Task prompt: Repeat each record word for word. Leave nothing out.

Data extract:
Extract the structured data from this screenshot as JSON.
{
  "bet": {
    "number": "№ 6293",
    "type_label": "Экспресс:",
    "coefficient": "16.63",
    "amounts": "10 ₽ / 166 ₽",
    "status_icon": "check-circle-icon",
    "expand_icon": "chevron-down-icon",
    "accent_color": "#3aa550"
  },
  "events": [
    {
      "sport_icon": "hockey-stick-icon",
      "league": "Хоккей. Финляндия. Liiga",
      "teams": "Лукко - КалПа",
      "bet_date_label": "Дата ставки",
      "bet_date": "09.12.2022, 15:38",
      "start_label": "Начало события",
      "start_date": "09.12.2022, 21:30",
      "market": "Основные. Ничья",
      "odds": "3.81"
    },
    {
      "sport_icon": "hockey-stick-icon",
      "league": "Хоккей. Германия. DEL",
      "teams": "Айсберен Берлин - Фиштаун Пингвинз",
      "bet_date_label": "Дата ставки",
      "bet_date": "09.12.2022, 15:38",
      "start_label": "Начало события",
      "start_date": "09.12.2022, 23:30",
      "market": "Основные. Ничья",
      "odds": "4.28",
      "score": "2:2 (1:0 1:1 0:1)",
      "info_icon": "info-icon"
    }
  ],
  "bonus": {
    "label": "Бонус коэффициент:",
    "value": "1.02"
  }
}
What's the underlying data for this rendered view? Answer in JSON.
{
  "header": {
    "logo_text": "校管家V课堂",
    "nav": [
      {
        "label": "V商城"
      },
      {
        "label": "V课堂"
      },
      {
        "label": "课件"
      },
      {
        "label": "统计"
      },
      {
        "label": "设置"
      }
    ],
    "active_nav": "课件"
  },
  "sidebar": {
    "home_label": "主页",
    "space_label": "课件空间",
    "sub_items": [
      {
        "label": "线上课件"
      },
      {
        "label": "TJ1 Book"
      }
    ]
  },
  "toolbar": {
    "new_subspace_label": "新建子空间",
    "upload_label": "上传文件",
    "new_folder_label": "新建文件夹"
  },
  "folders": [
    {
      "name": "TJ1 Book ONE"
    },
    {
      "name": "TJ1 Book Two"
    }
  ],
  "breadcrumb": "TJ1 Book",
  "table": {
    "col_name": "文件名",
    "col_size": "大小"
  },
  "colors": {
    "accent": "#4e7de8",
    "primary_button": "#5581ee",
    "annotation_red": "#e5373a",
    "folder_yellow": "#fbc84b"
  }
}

Written reply:
Extract the structured data from this screenshot as JSON.
{
  "bet": {
    "number": "№ 6293",
    "type_label": "Экспресс:",
    "coefficient": "16.63",
    "amounts": "10 ₽ / 166 ₽",
    "status_icon": "check-circle-icon",
    "expand_icon": "chevron-down-icon",
    "accent_color": "#3aa550"
  },
  "events": [
    {
      "sport_icon": "hockey-stick-icon",
      "league": "Хоккей. Финляндия. Liiga",
      "teams": "Лукко - КалПа",
      "bet_date_label": "Дата ставки",
      "bet_date": "09.12.2022, 15:38",
      "start_label": "Начало события",
      "start_date": "09.12.2022, 21:30",
      "market": "Основные. Ничья",
      "odds": "3.81"
    },
    {
      "sport_icon": "hockey-stick-icon",
      "league": "Хоккей. Германия. DEL",
      "teams": "Айсберен Берлин - Фиштаун Пингвинз",
      "bet_date_label": "Дата ставки",
      "bet_date": "09.12.2022, 15:38",
      "start_label": "Начало события",
      "start_date": "09.12.2022, 23:30",
      "market": "Основные. Ничья",
      "odds": "4.28",
      "score": "2:2 (1:0 1:1 0:1)",
      "info_icon": "info-icon"
    }
  ],
  "bonus": {
    "label": "Бонус коэффициент:",
    "value": "1.02"
  }
}
What's the underlying data for this rendered view? Answer in JSON.
{
  "header": {
    "logo_text": "校管家V课堂",
    "nav": [
      {
        "label": "V商城"
      },
      {
        "label": "V课堂"
      },
      {
        "label": "课件"
      },
      {
        "label": "统计"
      },
      {
        "label": "设置"
      }
    ],
    "active_nav": "课件"
  },
  "sidebar": {
    "home_label": "主页",
    "space_label": "课件空间",
    "sub_items": [
      {
        "label": "线上课件"
      },
      {
        "label": "TJ1 Book"
      }
    ]
  },
  "toolbar": {
    "new_subspace_label": "新建子空间",
    "upload_label": "上传文件",
    "new_folder_label": "新建文件夹"
  },
  "folders": [
    {
      "name": "TJ1 Book ONE"
    },
    {
      "name": "TJ1 Book Two"
    }
  ],
  "breadcrumb": "TJ1 Book",
  "table": {
    "col_name": "文件名",
    "col_size": "大小"
  },
  "colors": {
    "accent": "#4e7de8",
    "primary_button": "#5581ee",
    "annotation_red": "#e5373a",
    "folder_yellow": "#fbc84b"
  }
}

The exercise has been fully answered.